Assignment: Copy out each line containing "arrow" from the entries below.
··········
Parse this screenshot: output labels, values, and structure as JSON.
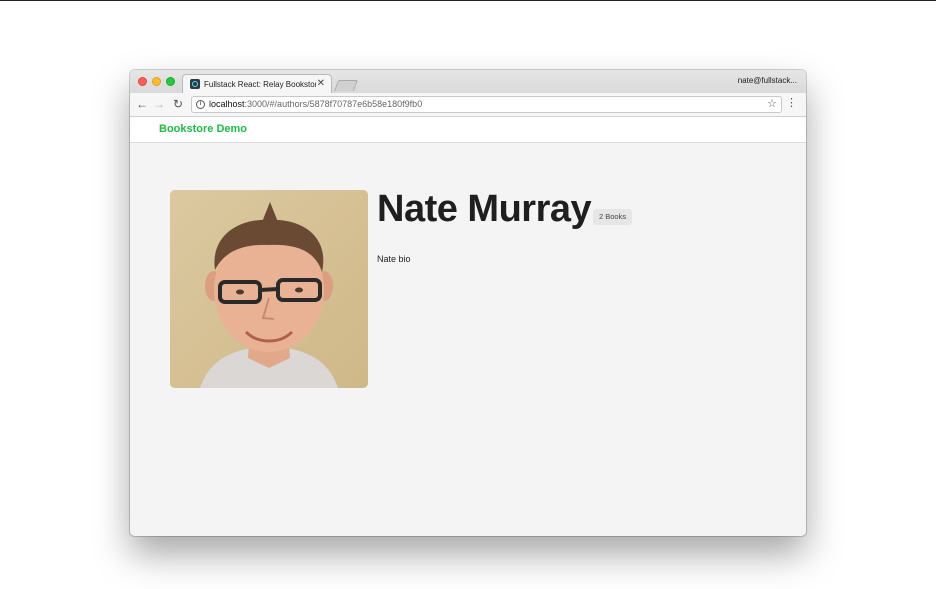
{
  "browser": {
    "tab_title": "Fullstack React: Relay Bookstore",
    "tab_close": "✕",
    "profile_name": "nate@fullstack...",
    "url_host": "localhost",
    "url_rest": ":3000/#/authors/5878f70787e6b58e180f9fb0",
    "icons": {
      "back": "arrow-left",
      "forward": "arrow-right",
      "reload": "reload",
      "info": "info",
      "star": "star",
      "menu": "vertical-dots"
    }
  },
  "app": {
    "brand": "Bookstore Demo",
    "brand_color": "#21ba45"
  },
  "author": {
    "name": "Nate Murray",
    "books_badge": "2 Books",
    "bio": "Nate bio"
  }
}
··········
Solution below:
      "back": "arrow-left",
      "forward": "arrow-right",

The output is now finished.